A journalist arrested
On 5 September 2001, Cong An (Public Security) agents arrested journalist Nguyen Vu Binh together with dissidents Pham Que Duong, Hoang Tien, Hoang Minh Chinh and Duong Hung in Hanoi. They were questioned for several hours in a police station. The same day, the authorities disconnected most of the country’s dissidents’ mobile phones. The following day, a new wave of arrests was carried out among dissidents. Authorities seemed unhappy about their criticism of corruption in the Party and their maintaining some dissidents under house arrest.
Pressure and obstruction
On 15 January 2001, several months after launching the clandestine magazine Tuong Lai (The Future), dissident Nguyen Dan Que was summoned to a "session of denunciation and condemnation by the people" organised by the Public Security of Ho Chi Minh City. He was accused of "treason and anti-governmental propaganda". Nguyen Dan Que, journalist and dissident, was imprisoned twice by the Vietnamese government from 1978 to 1988 and 1990 to 1998.
On 14 February, the government published an executive order on the protection of "state secrets" which went into effect on 1 April. There are now three levels of information defined as state secrets and six categories of "top secret" documents including national security, Party politics, national codes and forbidden zones defined by the government. Dissidents and journalists have been sentenced to jail terms according to this idea of "state secrets", though it had never before been officially defined. Nguyen Hoang Linh, former editor-in-chief of the economic weekly Doanh Nghiep (Entreprise), was sentenced to twelve months and thirteen days in jail in 1998, for this charge, after revealing an important corruption affair among the Vietnamese customs office.
From early February to 15 March, no foreign journalists were allowed to go to the central Highlands province in the centre of the country, especially to Daklak, where ethnic minorities have been protesting. The first organised trip was made under close surveillance by agents of the Ministry of Foreign Affairs. On 27 September, foreign journalists were prevented from attending the trial of seven ethnic minority activists in Daklak.
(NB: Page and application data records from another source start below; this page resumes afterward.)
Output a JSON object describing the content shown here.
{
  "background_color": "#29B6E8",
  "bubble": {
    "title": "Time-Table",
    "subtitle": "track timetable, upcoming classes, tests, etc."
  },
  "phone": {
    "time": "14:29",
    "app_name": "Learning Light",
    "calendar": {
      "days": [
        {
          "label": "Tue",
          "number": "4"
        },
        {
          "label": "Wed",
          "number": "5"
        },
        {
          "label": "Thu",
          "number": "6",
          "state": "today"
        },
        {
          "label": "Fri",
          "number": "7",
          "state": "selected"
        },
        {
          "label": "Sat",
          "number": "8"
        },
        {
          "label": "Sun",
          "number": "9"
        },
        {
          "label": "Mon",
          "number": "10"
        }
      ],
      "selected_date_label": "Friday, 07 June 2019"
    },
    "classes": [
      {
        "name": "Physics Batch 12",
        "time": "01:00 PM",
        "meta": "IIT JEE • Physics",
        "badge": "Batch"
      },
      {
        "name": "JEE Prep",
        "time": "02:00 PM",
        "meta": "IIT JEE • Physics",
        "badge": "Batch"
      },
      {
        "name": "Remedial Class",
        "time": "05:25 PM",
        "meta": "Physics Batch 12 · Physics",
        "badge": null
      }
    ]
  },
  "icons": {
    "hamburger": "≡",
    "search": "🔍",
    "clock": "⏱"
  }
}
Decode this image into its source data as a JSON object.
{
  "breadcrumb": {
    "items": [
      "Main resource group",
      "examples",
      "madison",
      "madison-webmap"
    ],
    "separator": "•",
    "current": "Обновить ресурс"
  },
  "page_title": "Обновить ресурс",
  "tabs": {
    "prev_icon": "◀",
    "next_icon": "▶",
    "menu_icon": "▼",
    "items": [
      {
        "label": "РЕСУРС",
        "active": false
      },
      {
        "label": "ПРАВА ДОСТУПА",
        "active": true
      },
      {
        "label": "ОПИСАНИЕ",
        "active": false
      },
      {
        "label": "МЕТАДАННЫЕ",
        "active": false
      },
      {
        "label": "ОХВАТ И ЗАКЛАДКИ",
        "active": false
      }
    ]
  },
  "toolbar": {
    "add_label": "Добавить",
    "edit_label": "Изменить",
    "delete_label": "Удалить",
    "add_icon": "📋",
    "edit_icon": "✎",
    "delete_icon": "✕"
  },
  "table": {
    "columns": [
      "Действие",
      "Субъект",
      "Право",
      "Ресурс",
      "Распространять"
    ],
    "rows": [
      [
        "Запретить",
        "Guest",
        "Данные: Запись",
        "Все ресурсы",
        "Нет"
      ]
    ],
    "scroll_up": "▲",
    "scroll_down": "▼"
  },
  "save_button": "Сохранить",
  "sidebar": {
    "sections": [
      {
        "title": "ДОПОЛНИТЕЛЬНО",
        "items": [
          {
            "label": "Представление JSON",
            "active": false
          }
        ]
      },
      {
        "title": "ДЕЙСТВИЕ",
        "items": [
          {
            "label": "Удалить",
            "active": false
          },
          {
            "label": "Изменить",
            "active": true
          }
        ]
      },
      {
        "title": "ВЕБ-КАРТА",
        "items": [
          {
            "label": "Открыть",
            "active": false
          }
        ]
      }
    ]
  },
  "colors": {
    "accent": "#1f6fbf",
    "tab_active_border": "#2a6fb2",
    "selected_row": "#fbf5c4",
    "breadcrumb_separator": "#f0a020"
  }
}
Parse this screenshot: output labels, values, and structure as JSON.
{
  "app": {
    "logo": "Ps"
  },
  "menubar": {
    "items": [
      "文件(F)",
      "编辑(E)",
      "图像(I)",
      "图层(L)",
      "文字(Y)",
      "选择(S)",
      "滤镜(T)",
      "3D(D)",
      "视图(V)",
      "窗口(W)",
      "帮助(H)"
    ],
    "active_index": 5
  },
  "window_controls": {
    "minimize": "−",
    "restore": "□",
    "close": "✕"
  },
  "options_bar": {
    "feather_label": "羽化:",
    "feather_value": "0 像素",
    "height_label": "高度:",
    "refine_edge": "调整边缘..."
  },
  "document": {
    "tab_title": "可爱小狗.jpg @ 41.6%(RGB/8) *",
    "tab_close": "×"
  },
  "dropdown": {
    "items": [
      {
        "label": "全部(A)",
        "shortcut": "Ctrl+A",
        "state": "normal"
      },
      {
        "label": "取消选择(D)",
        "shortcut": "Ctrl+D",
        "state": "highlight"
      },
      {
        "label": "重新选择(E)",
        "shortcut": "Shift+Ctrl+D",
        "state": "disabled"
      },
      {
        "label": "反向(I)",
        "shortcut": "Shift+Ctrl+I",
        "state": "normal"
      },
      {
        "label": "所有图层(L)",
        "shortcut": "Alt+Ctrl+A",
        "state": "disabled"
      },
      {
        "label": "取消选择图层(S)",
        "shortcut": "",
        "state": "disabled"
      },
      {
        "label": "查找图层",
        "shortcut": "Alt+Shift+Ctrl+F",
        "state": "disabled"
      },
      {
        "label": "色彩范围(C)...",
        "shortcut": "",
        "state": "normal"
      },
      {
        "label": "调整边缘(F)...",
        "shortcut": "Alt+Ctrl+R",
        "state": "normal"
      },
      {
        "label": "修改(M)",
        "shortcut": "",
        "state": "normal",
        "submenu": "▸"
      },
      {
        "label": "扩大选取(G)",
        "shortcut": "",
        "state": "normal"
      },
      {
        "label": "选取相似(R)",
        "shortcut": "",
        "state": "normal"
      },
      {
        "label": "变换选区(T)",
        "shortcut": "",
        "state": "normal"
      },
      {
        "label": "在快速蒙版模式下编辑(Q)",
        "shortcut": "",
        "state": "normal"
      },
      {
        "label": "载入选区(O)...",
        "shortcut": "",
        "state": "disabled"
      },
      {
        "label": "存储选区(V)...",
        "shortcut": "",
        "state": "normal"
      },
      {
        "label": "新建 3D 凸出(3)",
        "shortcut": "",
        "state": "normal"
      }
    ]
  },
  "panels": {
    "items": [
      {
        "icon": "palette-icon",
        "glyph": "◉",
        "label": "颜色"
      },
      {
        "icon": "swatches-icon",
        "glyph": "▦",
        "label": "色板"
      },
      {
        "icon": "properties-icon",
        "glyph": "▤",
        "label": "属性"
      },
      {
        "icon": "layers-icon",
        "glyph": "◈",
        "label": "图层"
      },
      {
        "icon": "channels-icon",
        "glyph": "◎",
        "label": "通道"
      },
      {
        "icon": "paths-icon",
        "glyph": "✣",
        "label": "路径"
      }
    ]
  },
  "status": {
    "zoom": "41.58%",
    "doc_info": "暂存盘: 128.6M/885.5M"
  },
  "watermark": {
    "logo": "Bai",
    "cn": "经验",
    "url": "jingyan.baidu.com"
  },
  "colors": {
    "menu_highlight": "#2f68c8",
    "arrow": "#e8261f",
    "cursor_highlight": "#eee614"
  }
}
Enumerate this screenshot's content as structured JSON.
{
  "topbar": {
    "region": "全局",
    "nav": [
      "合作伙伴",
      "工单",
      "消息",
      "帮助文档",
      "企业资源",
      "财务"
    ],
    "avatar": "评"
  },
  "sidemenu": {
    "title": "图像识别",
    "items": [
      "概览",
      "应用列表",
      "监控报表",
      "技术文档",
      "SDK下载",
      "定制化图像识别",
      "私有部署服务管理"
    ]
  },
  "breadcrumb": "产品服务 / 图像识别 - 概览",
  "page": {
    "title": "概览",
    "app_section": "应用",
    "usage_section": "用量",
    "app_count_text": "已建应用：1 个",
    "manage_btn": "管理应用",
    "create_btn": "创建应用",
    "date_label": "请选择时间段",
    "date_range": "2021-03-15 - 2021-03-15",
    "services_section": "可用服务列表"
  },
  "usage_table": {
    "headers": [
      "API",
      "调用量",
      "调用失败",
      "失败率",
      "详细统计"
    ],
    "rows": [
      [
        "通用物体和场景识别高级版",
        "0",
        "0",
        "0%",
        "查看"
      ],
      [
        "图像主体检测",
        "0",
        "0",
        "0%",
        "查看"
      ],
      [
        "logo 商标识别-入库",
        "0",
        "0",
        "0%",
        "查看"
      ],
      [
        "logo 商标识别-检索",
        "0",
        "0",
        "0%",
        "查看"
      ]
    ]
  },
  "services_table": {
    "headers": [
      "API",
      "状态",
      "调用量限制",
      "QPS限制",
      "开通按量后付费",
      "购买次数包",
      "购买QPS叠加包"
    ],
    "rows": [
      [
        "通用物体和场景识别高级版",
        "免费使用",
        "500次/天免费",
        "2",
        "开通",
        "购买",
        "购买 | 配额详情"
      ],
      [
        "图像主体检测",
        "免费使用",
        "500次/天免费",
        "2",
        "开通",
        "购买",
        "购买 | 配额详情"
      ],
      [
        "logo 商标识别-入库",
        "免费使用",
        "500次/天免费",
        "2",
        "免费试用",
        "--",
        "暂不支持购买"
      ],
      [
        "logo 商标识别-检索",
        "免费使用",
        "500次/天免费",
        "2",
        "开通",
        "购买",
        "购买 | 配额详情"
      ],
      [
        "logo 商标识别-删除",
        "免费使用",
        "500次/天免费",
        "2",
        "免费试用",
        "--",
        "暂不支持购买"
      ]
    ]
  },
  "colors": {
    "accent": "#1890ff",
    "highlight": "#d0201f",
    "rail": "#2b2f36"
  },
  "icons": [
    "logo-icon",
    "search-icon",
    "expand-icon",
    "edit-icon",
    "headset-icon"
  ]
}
On 12 June, police in Ho Chi Minh-City confiscated documents, and especially memoirs of a former high-level Communist official, General Tran Do, who has been refused an authorisation to publish a magazine for several years.
On 11 July, the government promulgated a decree defining a list of subjects the press could not report. Media publishing prohibited information would be liable to fines of up to five thousand euros. In addition, the publication of content considered "pornographic" or "superstitious" can be punished by a fine of up to two thousand euros. The authorities said this decision was made to "increase the responsibility of the press in covering news".
Nong Duc Manh, First Secretary of the Communist Party, has been denounced as a predator of press freedom by Reporters without Borders.